Image default
Healthline Sexual Health

5 menstruation myths you must leave behind

Approximately half of the world’s population experiences, will experience, or has experienced menstruation, and yet myths about this biological process still abound. In this Spotlight feature, we debunk some of the most widespread menstruation misconceptions.

As of 2017, the world’s population numbers 7.53 billion people, of which 3.73 billion are born with female genitalia.

Virtually all of them do, have, or will go through menstruation (period), the part of the menstrual cycle in which the uterus sheds mucosal tissue alongside blood through the vagina.

Periods can last between 3 and 7 days and usually occur every 28 days, though menstrual cycle lengths can vary.

Although this biological process affects about half of the world’s population, many myths and misconceptions about it persist.

Cultures around the world still vilify menstruation, and consider period blood “dirty” and “impure,” and menstruation itself as a taboo topic.

For instance, although this practice is now mostly illegal, some communities — as a series of recent tragedies in Nepal suggest — still have the so-called menstruation huts, in which women on their period spend the days in which they bleed in complete isolation.

Though this is an extreme example, there are many smaller myths and misconceptions related to menstruation that remain in circulation across the globe.

Read this Spotlight feature to find out what some of the most popular misconceptions are, and why they are untrue.

1. Sex on your period

Some of the most widespread myths regarding menstruation gravitate around sex while on your period, with the top contender likely being that you cannot get pregnant while menstruating.

However, this idea is entirely false. While it is true that, in many individuals, menstruation is the period when they are least fertile, it really depends on the length of their monthly cycles.

Peak fertility occurs during the ovulation stage — which usually kicks in approximately 12 to 16 days before the start of the next period — when the ovaries produce and release fresh ovules (eggs).

And while most menstrual cycles last about 28 days, some cycles can be as short as 21 days, which also impacts when ovulation takes place.

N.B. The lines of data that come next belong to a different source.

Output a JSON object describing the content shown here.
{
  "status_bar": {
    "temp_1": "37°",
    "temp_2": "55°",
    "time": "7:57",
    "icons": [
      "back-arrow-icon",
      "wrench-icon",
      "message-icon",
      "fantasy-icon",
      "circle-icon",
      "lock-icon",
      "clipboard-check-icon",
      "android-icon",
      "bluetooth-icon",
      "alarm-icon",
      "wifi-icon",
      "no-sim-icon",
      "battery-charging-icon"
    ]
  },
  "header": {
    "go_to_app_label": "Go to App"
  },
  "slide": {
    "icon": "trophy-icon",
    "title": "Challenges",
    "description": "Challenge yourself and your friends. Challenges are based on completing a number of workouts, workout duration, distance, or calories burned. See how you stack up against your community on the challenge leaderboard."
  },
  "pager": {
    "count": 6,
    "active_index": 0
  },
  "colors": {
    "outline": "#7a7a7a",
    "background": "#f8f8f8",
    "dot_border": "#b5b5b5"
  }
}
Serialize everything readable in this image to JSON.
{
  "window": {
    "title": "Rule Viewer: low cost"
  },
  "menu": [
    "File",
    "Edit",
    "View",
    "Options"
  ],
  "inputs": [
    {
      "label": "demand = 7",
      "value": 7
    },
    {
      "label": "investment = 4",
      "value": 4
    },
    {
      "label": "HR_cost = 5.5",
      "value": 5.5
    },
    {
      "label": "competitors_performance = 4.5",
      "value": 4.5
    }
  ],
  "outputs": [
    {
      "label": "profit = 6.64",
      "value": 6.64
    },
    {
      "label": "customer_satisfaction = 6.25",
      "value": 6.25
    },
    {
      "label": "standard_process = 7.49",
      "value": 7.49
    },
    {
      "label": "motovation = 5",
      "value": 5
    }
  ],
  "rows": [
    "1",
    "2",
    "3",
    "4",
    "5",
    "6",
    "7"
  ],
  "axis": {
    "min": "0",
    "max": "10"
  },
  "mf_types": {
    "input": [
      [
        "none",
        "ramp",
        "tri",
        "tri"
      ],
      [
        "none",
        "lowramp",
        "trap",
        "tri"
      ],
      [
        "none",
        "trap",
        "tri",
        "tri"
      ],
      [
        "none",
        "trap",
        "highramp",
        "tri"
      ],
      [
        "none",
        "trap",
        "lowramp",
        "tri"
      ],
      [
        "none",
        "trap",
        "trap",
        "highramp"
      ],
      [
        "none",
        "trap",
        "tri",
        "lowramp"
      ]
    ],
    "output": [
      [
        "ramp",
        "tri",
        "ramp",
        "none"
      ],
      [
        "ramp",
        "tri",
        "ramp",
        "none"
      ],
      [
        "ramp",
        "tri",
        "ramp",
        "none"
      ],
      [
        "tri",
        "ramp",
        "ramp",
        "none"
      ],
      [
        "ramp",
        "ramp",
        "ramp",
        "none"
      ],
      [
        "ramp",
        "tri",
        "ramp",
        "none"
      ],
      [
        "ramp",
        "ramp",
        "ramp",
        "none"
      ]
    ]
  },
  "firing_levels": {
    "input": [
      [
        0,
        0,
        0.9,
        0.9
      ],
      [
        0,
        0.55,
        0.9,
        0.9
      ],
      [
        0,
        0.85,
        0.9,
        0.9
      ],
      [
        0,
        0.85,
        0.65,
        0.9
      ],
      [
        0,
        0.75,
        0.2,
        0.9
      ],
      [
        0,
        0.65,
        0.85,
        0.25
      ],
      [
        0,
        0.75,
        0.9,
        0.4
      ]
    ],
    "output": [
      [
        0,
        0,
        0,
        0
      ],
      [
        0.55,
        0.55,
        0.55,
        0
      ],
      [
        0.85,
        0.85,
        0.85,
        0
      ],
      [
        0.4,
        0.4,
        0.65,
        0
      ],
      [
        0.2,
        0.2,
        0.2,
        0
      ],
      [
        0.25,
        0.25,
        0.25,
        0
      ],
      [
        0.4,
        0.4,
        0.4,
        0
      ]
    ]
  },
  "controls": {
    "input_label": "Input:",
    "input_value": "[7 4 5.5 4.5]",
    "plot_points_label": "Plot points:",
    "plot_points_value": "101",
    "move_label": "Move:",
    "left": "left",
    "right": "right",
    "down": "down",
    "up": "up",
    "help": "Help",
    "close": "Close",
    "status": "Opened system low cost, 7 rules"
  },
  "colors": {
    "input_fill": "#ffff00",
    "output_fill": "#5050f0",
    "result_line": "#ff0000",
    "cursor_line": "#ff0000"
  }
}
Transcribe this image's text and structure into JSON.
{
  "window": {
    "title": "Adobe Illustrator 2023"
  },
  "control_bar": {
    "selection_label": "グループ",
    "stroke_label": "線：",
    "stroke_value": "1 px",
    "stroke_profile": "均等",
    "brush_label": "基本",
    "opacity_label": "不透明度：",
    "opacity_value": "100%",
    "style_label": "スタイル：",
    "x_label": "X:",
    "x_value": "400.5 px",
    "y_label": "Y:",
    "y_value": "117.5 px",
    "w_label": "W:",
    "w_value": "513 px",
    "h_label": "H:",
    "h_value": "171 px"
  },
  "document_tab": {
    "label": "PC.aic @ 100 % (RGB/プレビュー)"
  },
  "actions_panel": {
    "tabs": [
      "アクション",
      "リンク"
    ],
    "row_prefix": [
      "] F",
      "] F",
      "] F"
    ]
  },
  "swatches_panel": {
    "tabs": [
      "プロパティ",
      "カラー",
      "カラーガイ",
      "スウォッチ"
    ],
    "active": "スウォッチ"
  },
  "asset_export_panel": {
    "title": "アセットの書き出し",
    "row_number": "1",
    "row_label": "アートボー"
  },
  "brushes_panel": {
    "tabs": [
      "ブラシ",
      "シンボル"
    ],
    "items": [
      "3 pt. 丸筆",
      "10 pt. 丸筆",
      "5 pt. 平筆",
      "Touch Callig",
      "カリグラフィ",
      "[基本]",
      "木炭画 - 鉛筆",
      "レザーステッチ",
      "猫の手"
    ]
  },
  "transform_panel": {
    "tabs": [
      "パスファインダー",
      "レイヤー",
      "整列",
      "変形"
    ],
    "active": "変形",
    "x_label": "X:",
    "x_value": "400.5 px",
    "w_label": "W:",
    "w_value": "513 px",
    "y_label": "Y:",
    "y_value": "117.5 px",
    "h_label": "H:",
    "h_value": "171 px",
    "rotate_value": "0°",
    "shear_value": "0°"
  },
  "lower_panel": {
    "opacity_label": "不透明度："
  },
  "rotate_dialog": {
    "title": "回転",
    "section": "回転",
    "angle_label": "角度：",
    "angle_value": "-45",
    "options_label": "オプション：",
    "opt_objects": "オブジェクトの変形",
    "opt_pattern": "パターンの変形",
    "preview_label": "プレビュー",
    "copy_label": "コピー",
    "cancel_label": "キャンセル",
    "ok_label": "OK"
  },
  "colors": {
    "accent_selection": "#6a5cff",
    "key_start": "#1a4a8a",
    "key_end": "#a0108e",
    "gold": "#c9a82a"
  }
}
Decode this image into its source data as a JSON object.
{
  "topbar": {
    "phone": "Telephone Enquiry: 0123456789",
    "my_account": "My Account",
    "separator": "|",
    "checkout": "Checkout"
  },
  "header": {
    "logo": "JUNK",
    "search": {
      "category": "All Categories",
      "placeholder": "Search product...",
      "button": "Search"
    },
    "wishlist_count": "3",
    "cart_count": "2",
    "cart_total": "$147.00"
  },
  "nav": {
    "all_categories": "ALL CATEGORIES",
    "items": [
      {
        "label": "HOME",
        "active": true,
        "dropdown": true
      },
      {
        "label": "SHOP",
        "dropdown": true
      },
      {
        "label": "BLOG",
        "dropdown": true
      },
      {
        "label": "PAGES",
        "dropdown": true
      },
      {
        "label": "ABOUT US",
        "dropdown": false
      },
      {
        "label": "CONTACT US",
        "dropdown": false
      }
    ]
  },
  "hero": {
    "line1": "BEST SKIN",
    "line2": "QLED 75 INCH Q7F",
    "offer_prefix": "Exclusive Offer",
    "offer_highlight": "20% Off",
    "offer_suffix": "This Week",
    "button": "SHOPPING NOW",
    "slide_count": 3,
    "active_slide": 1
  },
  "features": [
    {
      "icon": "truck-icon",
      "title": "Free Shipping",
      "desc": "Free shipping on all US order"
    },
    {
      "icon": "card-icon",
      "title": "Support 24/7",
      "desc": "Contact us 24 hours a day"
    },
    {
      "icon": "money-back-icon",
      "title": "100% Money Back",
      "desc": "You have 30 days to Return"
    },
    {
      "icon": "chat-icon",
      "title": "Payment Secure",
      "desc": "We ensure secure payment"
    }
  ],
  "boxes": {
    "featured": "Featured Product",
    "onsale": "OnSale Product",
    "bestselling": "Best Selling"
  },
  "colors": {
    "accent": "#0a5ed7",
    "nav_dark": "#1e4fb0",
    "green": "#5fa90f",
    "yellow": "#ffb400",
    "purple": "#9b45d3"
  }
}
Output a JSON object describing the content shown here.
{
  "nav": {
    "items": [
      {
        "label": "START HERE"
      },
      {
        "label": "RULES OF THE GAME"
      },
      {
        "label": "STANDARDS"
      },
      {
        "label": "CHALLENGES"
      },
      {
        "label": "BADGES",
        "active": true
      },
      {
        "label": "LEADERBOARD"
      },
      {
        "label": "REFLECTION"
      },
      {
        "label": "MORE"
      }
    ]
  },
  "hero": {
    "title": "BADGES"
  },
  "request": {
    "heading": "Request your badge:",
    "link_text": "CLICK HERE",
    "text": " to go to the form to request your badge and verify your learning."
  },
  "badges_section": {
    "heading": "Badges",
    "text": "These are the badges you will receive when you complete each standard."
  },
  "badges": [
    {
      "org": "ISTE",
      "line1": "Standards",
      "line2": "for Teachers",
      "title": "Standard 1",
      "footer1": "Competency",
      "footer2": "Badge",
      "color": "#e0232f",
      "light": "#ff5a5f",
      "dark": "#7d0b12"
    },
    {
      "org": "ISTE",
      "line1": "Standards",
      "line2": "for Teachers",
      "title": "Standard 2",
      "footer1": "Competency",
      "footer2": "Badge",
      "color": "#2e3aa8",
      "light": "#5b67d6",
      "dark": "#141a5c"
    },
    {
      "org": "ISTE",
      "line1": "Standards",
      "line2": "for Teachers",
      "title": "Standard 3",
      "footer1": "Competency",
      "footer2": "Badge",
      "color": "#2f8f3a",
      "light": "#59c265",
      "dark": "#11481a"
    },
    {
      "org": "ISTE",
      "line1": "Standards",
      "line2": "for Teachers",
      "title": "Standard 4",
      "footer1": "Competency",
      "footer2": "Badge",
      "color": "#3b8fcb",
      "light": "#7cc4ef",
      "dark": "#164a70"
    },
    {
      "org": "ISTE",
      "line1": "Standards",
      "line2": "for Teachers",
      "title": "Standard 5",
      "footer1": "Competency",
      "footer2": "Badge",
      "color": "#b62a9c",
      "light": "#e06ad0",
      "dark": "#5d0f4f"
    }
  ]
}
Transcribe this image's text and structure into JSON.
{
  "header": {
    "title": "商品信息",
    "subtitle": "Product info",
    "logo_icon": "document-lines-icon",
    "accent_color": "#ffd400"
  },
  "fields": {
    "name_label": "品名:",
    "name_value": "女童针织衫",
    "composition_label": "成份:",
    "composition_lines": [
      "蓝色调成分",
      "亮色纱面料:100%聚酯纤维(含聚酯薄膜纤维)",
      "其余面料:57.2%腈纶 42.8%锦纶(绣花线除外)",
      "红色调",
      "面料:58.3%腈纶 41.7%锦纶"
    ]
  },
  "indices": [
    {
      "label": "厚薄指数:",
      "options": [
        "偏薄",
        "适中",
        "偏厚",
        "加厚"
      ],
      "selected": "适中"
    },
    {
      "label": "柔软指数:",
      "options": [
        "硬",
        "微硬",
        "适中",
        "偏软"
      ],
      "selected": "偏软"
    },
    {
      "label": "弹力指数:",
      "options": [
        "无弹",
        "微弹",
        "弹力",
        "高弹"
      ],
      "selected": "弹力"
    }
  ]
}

Moreover, sperm can live inside the genital tract for up to 5 days or, according to some sources, even 7 days.

Thus, having unprotected vaginal sex during your period could mean that the sperm gets to linger for just long enough to coincide with ovulation and fertilize an egg, resulting in pregnancy.

Moreover, if you have sex during menstruation without using a condom, the risk of getting a sexually transmitted infection (STI) — including HIV — or a yeast infection increases, due to the hormonal changes that occur at this time.

Vaginal-penile sex during a period can also, in some cases, cause inflammation of the penis head — a type of infection called “balanitis.”

Still, as long as you take all necessary precautions to avoid an unwanted pregnancy and the transmission of STIs, there is no reason not enjoy sex while on your period — to the contrary, in fact, as sex can help relieve cramps and improve your mood.

2. Unsafe to keep skipping your period?

Another widespread misconception is that it is unsafe to use birth control pills to enable you to skip your period for a prolonged period.
……………….. ……………….. Continue Reading ……………….. ……………….. 

Related posts

How to improve circulation

knowledgeisle

What is Cephalexin? Risks and Benefits!

knowledgeisle

COVID-19 and mental health: The impact

knowledgeisle

Leave a Comment